When I came to the point in IC2 to construct my first breeder reactor, I decided I wanted a fully automated system. All I want to do is put fuel in, and take the Re-enriched uranium cells back out. How can you do this in IC2?
Think about increasingly hot reactors. They cause environmental effects. Can these be detected in-game? Some, such as the ability to harm nearby mobs, can't easily be. But there are three that can be detected by a block update detector in minecraft. Lava is one, but it also destroys random blocks around the machine, and so will eventually cut off both power and the redstone circuit that turns off the reactor - so that's no use. The ability to set fire to flammable stuff at 40% heat is not much better because you need to manually provide flammable stuff. That leaves water - at 50% heat, flowing water evaporates. This effect can readily be detected by a block update detector, and this can provide a trigger to turn off the reactor. We should therefore be able to automatically maintain a reactor at 50% heat. I call this reactor type the BWR - the boiling water reactor.
For automated breeding purposes, we want to maintain a reactor at 6000 heat or more - or even, adventurously, at 9000 heat or more. In order to do this, all we need is a reactor of the right size. A reactor with no additional chambers melts down at 10,000 heat, and hits 50% heat at 5000 - too cool. A 4 block reactor is better - it melts down at 14,000, and 50% heat for it is 7,000 heat. At that temperature, it should turn a depleted isotope cell back into enriched uranium in one cycle. 9000 heat is only just possible - for that you need a 6 chamber reactor which contains more than 20 pieces of reactor plating to push the overall meltdown point to over 18,000 - the reactor planner says this is possible, but so much cooling capability is lost that it's not really better in my view than a safer model running between 6-8000 heat. The build I used had 8 isotope cells and 2 uranium, and gives a net gain of 6 uranium cells per cycle for the input of one piece of mined uranium. The rest was cooling. You also get 4M Eu, but that's not so important.... Cooling is good because more cooling means the reactor runs a larger % of the time.
The rest is just engineering. We need a reactor design that continuously gets hotter, so that it will self-heat from zero up to (say) 7000 heat, at which point it will start evaporating water. We don't want that to happen too fast so we have some safety margin. We need falling water in the reactor so that there is a continuously replenished supply of blocks to evaporate. We surround the water with a line of block update detectors (these are not triggered by smoothly falling water) so we can detect when a block is evaporated, and turn off the reactor.

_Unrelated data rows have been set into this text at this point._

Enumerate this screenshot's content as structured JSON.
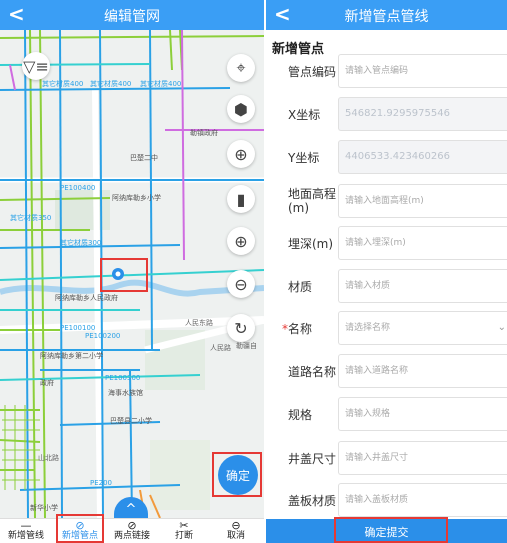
{
  "left_screen": {
    "header": {
      "back_glyph": "<",
      "title": "编辑管网"
    },
    "map_labels": {
      "pipe_400_a": "其它材质400",
      "pipe_400_b": "其它材质400",
      "pipe_400_c": "其它材质400",
      "pipe_300": "其它材质300",
      "pipe_350": "其它材质350",
      "pe400": "PE100400",
      "pe200": "PE100200",
      "pe300": "PE100300",
      "pe100": "PE100100",
      "pe200b": "PE200",
      "poi_1": "勒镇政府",
      "poi_2": "巴楚二中",
      "poi_3": "阿纳库勒乡小学",
      "poi_4": "阿纳库勒乡人民政府",
      "poi_5": "阿纳库勒乡第二小学",
      "poi_6": "政府",
      "poi_7": "海事水族馆",
      "poi_8": "巴楚县二小学",
      "poi_9": "新华小学",
      "road_1": "人民东路",
      "road_2": "人民路",
      "road_3": "山北路",
      "road_4": "勒疆自"
    },
    "map_controls": [
      {
        "icon": "filter-icon",
        "glyph": "▽≡"
      },
      {
        "icon": "location-pin-icon",
        "glyph": "⌖"
      },
      {
        "icon": "layer-icon",
        "glyph": "⬢"
      },
      {
        "icon": "crosshair-icon",
        "glyph": "⊕"
      },
      {
        "icon": "ruler-icon",
        "glyph": "▮"
      },
      {
        "icon": "zoom-in-icon",
        "glyph": "⊕"
      },
      {
        "icon": "zoom-out-icon",
        "glyph": "⊖"
      },
      {
        "icon": "refresh-icon",
        "glyph": "↻"
      }
    ],
    "confirm_label": "确定",
    "up_glyph": "^",
    "toolbar": [
      {
        "icon": "line-icon",
        "glyph": "—",
        "label": "新增管线"
      },
      {
        "icon": "compass-icon",
        "glyph": "⊘",
        "label": "新增管点"
      },
      {
        "icon": "link-icon",
        "glyph": "⊘",
        "label": "两点链接"
      },
      {
        "icon": "scissors-icon",
        "glyph": "✂",
        "label": "打断"
      },
      {
        "icon": "cancel-icon",
        "glyph": "⊖",
        "label": "取消"
      }
    ],
    "colors": {
      "header": "#3a9ef5",
      "accent": "#2b8fe9",
      "highlight": "#e53935"
    }
  },
  "right_screen": {
    "header": {
      "back_glyph": "<",
      "title": "新增管点管线"
    },
    "section_title": "新增管点",
    "fields": [
      {
        "label": "管点编码",
        "value": "",
        "placeholder": "请输入管点编码",
        "disabled": false
      },
      {
        "label": "X坐标",
        "value": "546821.9295975546",
        "placeholder": "",
        "disabled": true
      },
      {
        "label": "Y坐标",
        "value": "4406533.423460266",
        "placeholder": "",
        "disabled": true
      },
      {
        "label": "地面高程(m)",
        "value": "",
        "placeholder": "请输入地面高程(m)",
        "disabled": false
      },
      {
        "label": "埋深(m)",
        "value": "",
        "placeholder": "请输入埋深(m)",
        "disabled": false
      },
      {
        "label": "材质",
        "value": "",
        "placeholder": "请输入材质",
        "disabled": false
      },
      {
        "label": "名称",
        "value": "",
        "placeholder": "请选择名称",
        "disabled": false,
        "required": true
      },
      {
        "label": "道路名称",
        "value": "",
        "placeholder": "请输入道路名称",
        "disabled": false
      },
      {
        "label": "规格",
        "value": "",
        "placeholder": "请输入规格",
        "disabled": false
      },
      {
        "label": "井盖尺寸",
        "value": "",
        "placeholder": "请输入井盖尺寸",
        "disabled": false
      },
      {
        "label": "盖板材质",
        "value": "",
        "placeholder": "请输入盖板材质",
        "disabled": false
      }
    ],
    "required_mark": "*",
    "select_glyph": "⌄",
    "submit_label": "确定提交"
  }
}
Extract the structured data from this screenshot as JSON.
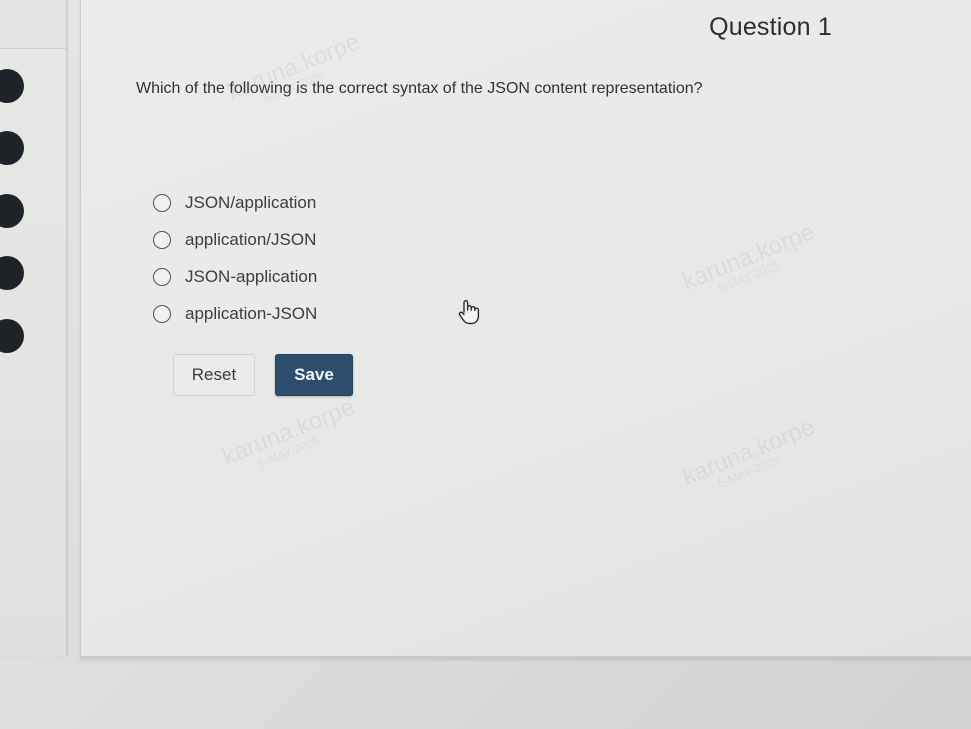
{
  "question": {
    "title": "Question 1",
    "text": "Which of the following is the correct syntax of the JSON content representation?",
    "options": [
      {
        "label": "JSON/application",
        "selected": false
      },
      {
        "label": "application/JSON",
        "selected": false
      },
      {
        "label": "JSON-application",
        "selected": false
      },
      {
        "label": "application-JSON",
        "selected": false
      }
    ]
  },
  "buttons": {
    "reset_label": "Reset",
    "save_label": "Save"
  },
  "watermark": {
    "name": "karuna.korpe",
    "date": "5-MAY-2025"
  },
  "colors": {
    "save_button": "#2d4d6e",
    "nav_circle": "#1e2328"
  }
}
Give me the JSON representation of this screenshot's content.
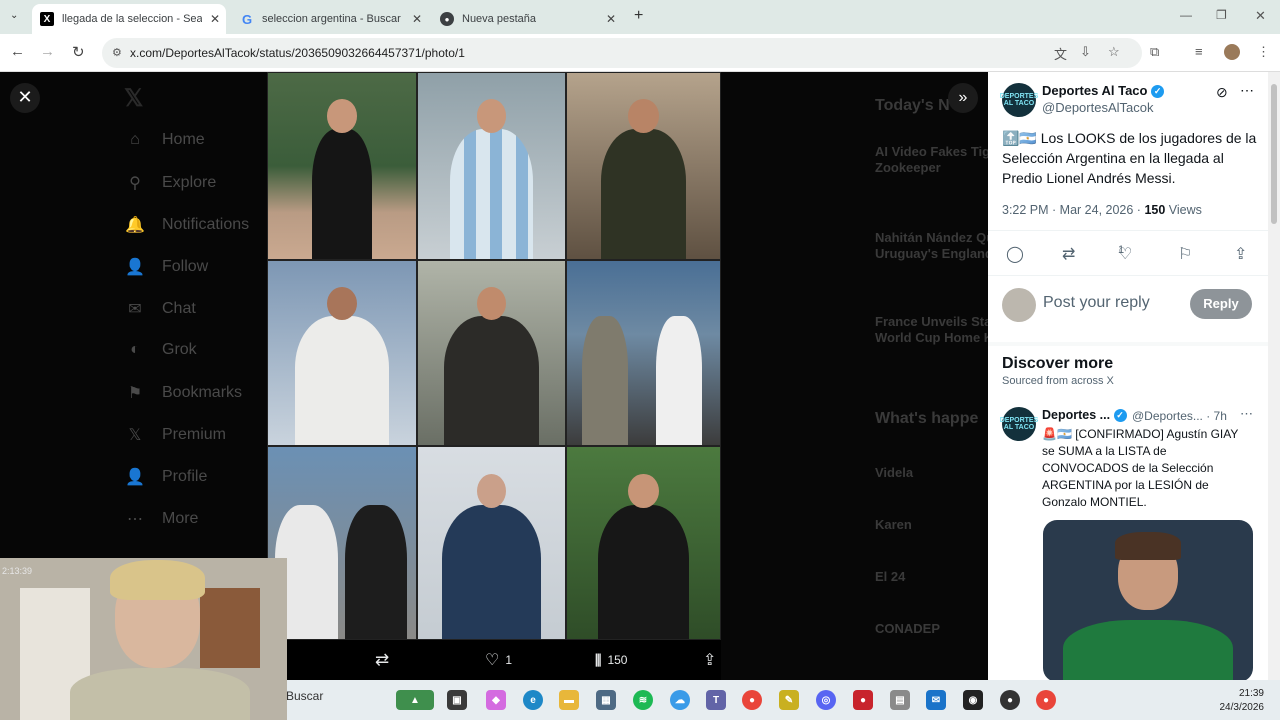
{
  "browser": {
    "tabs": [
      {
        "title": "llegada de la seleccion - Search",
        "favicon": "x-logo"
      },
      {
        "title": "seleccion argentina - Buscar con",
        "favicon": "google-g"
      },
      {
        "title": "Nueva pestaña",
        "favicon": "chrome-logo"
      }
    ],
    "new_tab": "+",
    "url": "x.com/DeportesAlTacok/status/2036509032664457371/photo/1"
  },
  "sidebar": {
    "items": [
      {
        "label": "Home",
        "icon": "home-icon",
        "glyph": "⌂"
      },
      {
        "label": "Explore",
        "icon": "search-icon",
        "glyph": "⚲"
      },
      {
        "label": "Notifications",
        "icon": "bell-icon",
        "glyph": "🔔"
      },
      {
        "label": "Follow",
        "icon": "follow-icon",
        "glyph": "👤"
      },
      {
        "label": "Chat",
        "icon": "mail-icon",
        "glyph": "✉"
      },
      {
        "label": "Grok",
        "icon": "grok-icon",
        "glyph": "◐"
      },
      {
        "label": "Bookmarks",
        "icon": "bookmark-icon",
        "glyph": "⚑"
      },
      {
        "label": "Premium",
        "icon": "x-icon",
        "glyph": "𝕏"
      },
      {
        "label": "Profile",
        "icon": "profile-icon",
        "glyph": "👤"
      },
      {
        "label": "More",
        "icon": "more-icon",
        "glyph": "⋯"
      }
    ]
  },
  "background": {
    "todays_news": "Today's N",
    "news": [
      "AI Video Fakes Tige",
      "Zookeeper",
      "Nahitán Nández Qu",
      "Uruguay's England",
      "France Unveils Sta",
      "World Cup Home K"
    ],
    "whats_happening": "What's happe",
    "trends": [
      "Videla",
      "Karen",
      "El 24",
      "CONADEP"
    ]
  },
  "photo_bar": {
    "likes": "1",
    "views": "150"
  },
  "tweet": {
    "author_name": "Deportes Al Taco",
    "author_handle": "@DeportesAlTacok",
    "avatar_text": "DEPORTES AL TACO",
    "text": "🔝🇦🇷 Los LOOKS de los jugadores de la Selección Argentina en la llegada al Predio Lionel Andrés Messi.",
    "time": "3:22 PM · Mar 24, 2026 · ",
    "views": "150",
    "views_label": " Views",
    "likes": "1"
  },
  "reply": {
    "placeholder": "Post your reply",
    "button": "Reply"
  },
  "discover": {
    "title": "Discover more",
    "subtitle": "Sourced from across X",
    "post": {
      "author_name": "Deportes ...",
      "handle_time": "@Deportes... · 7h",
      "text": "🚨🇦🇷 [CONFIRMADO] Agustín GIAY se SUMA a la LISTA de CONVOCADOS de la Selección ARGENTINA por la LESIÓN de Gonzalo MONTIEL."
    }
  },
  "taskbar": {
    "search": "Buscar",
    "time": "21:39",
    "date": "24/3/2026"
  },
  "webcam": {
    "timestamp": "2:13:39"
  }
}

And we need a reset circuit that tries to reset the detector and turn the reactor on roughly every minute or so - this can be based on redstone clocks and pistons. And that's a BWR breeder.
When it's switched on, it will run continuously until it reaches 50% heat. The block update detector approach is actually very sensitive - in my builds, the reactor turns off within about 5 seconds of reaching 50%. Because of this sensitivity, I can use a very crude clock for turning the reactor back on again. If it sometimes turns on again immediately, that doesn't matter, as the BUD system will turn back off again fast if it's too hot. An independent timer that fires every minute or so is sufficient.
So here are the rest of the components I used. The detector is based on pistons, and the pistons are placed facing outwards around 3 sides of the bottom of 5x5x5 cube containing the reactor. Each piston is primed by powering the block beneath it using a repeater, and it is kept on initially by a redstone wire some distance above. You power the repeater, then the wire, then depower the repeater, then the wire - but the piston will stay extended until a block update occurs. The vertical layout is repeater powered block, piston, block, block, redstone.
The big advantage of this detector is that if you put these pistons next to each other horizontally, they set each other off. Any block update detected by any of the pistons causes a chain reaction of updates, causing all the pistons surrounding the reactor to retract. I'll leave the problem of turning that into a redstone signal to power off the reactor to you....
All of this stuff ought to be in a single chunk for safety, and that's doable.
The simplest reset / repower clock is two circles of repeaters - one slightly quicker than the other - and a circuit that only fires when both circles have a signal at the same local point. It's not terribly safety critical - although I also added an edge detector circuit inside the chunk to ensure I had no problems if the clock unloaded in the powered-on state to ensure I didn't get stuck in continual reset. (You can make an edge detector with a torch and delayed repeater at the end of a line - if both torch and repeater are off, you have an edge..)
Anyway - it's an arguably safer alternative to perfectly balanced reactors which are manually preheated - I enjoyed making one, and thought I'd pass the idea on.